And the answer: speed.
On the ocean, a knot measures speed, with one knot measuring one nautical mile per hour. Nautical miles are based on longitude and latitude coordinates, with one nautical mile equaling one minute of latitude.
Measuring speed and distance was a whole lot harder before Google Maps. And that's not to mention measuring speed and distance on the ocean – though it may seem strange, using knots is an effective and accurate way to estimate the speed of a ship on the sea. Interestingly, the term "knot" dates back to the 17th century, when sailors measured the speed of their ship using a device called a "common log." The common log was a rope with (you guessed it) knots at regular intervals attached to a piece of wood. Mariners would lower the wood piece into the water and allow it to float freely behind the ship for an amount of time that was measured with an hourglass, and when the time was up, they would count the knots between the ship and the piece of wood. Voila! That number of knots estimated the speed of the ship.
Nautical miles, on the other hand, offer a means of measuring distance on the ocean. This system works with the curvature of the Earth on long distance journeys, which proves effective to use in air and space travel as well. Although nautical miles weren't standardized until the mid-20th century, their use by sailors was consistent beginning in the late 16th century.
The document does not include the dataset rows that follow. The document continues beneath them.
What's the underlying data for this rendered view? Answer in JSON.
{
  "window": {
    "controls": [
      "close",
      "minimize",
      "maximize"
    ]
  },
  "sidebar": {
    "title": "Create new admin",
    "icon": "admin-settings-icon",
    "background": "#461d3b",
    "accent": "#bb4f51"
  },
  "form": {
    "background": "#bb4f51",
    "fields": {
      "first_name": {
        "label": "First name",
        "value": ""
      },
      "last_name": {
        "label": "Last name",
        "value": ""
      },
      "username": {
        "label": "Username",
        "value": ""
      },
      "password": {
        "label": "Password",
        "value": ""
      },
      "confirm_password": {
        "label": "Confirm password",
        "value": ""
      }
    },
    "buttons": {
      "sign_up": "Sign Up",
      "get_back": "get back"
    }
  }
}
Navigation at sea was actually done by eye until around 1500, when navigational instruments were developed and cartographers began using a coordinate system with parallels of latitude and meridians of longitude.
Learn more about knots and nautical travel here.